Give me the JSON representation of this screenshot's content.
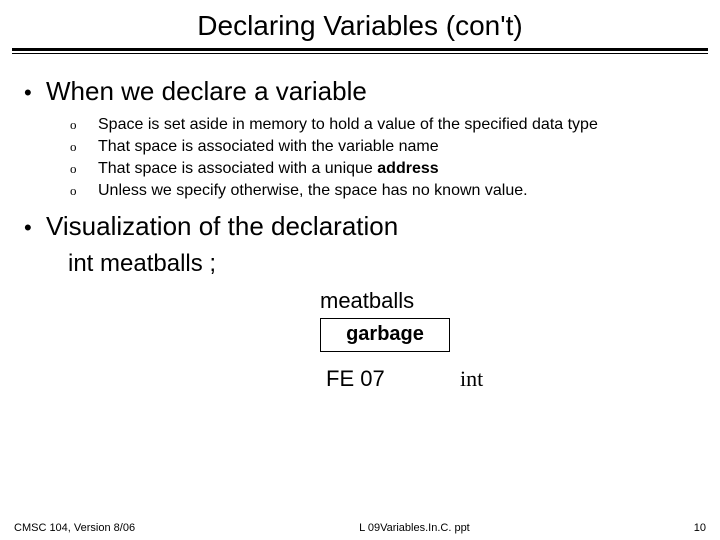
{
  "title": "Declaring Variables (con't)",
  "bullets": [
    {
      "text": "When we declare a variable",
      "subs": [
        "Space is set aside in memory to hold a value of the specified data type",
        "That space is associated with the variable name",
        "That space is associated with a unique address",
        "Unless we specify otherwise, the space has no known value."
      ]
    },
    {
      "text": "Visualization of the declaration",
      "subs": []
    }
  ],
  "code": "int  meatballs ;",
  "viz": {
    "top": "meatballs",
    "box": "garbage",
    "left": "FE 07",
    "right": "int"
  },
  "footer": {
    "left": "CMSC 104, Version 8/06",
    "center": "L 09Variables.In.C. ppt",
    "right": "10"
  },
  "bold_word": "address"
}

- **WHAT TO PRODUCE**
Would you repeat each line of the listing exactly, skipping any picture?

- **TASK ANSWER**
Give me the JSON representation of this screenshot's content.
{
  "title": "Declaring Variables (con't)",
  "bullets": [
    {
      "text": "When we declare a variable",
      "subs": [
        "Space is set aside in memory to hold a value of the specified data type",
        "That space is associated with the variable name",
        "That space is associated with a unique address",
        "Unless we specify otherwise, the space has no known value."
      ]
    },
    {
      "text": "Visualization of the declaration",
      "subs": []
    }
  ],
  "code": "int  meatballs ;",
  "viz": {
    "top": "meatballs",
    "box": "garbage",
    "left": "FE 07",
    "right": "int"
  },
  "footer": {
    "left": "CMSC 104, Version 8/06",
    "center": "L 09Variables.In.C. ppt",
    "right": "10"
  },
  "bold_word": "address"
}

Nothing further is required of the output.